Sammy Sosa and his apologists want you to believe that on June 3, amid a horrible slump, he took a lighter-than-usual bat to the plate not knowing that it was corked, and on the one occasion that he used the bat in a game it happened to crack in half. "Hogwash," Athletics pitcher Tim Hudson says. Hall of Famer Jim Palmer says that Sosa should take a lie detector test. Sosa's defenders pointed to the 76 bats found to be corkless (irrelevant to this event), the fact that he did not panic when the bat broke (as opposed to what, stuffing the parts down his shirt?), his quick explanation (Cubs G.M. Jim Hendry, in a vertigo-inducing spin, praised Sosa for his "honesty") and claims by physicists that cork's effect on distance is negligible. Says Hudson, "It makes a bat lighter. Guys are using it to get to a ball quicker, maybe not all the time but when they think they need it. Forget how far the ball goes."

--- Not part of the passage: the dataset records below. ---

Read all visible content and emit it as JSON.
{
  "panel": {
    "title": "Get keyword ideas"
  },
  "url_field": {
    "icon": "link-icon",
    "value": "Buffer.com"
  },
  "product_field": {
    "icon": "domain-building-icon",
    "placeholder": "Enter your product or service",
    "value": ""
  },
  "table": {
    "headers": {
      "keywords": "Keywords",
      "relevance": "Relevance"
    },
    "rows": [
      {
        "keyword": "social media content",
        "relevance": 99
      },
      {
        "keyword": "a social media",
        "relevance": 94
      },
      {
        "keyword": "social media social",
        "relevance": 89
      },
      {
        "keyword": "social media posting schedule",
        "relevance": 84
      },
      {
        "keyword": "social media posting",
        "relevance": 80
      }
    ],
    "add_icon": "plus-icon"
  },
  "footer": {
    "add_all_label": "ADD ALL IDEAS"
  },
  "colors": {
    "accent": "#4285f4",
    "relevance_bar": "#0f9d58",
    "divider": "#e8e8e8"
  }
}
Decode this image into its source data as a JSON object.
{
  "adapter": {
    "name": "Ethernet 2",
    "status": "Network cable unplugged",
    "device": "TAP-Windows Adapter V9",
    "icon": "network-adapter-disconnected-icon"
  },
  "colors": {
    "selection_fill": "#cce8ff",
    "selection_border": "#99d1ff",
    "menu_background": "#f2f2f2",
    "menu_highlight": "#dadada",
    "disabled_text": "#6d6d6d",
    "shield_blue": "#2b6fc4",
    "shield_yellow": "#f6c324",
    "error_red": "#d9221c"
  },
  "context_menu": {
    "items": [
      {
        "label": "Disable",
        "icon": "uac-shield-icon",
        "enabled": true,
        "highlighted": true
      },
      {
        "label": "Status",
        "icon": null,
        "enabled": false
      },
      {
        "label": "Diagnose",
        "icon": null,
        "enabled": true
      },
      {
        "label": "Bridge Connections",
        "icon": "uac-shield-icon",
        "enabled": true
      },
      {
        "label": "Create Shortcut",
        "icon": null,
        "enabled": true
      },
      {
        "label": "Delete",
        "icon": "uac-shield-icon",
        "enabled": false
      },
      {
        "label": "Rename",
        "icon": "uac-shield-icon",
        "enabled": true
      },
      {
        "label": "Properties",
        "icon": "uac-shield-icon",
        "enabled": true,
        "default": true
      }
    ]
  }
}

A corked bat has no business near a big league bat rack. It was a dishonest mistake. That is all we can be sure of. Connecting that at bat to five, 50 or 500 others is pure speculation. So is swallowing whole his story.
Shigetoshi Hasegawa and Ichiro Suzuki of the Mariners both said they never heard of corking bats in Japan. "If it did happen and someone was caught," Suzuki said, "there would be much shame." It is no different Stateside.
When the Padres played host to the Tigers in interleague play last week, San Diego general manager Kevin Towers told Detroit first-year manager Alan Trammell (left), "I've got to admit it—I'm scoreboard watching. I'm watching you guys." Said Trammell, "I'm watching you."
The two clubs were battling to avoid the worst record in baseball (at week's end San Diego was 19-45, Detroit was 16-44), not to mention the 1962 Mets, whose 120 losses are the most alltime. The good news for the Padres is that infielder Phil Nevin is expected back in August from a dislocated left shoulder, an injury thought to be season-ending. The bad news is that closer Trevor Hoffman won't make it back at all this season from right-shoulder surgery. As for Detroit, there isn't much hope.
BETTER WITH AGE
Two years ago, at 38, Jamie Moyer (below) of the Mariners became the oldest first-time 20-game winner. Now Moyer (10-2) is in line to be a first-time All-Star at 40 and might even surpass Warren Spahn by nearly six months as the oldest pitcher ever to start an All-Star Game. After breaking his left kneecap in 2000, Moyer quit running except for a few sprints to loosen before a start. As a result, he says, his body stays fresher. Here are the active pitchers who have won the most games without being named to an All-Star team:
[This article contains a table. Please see hardcopy of magazine or PDF.]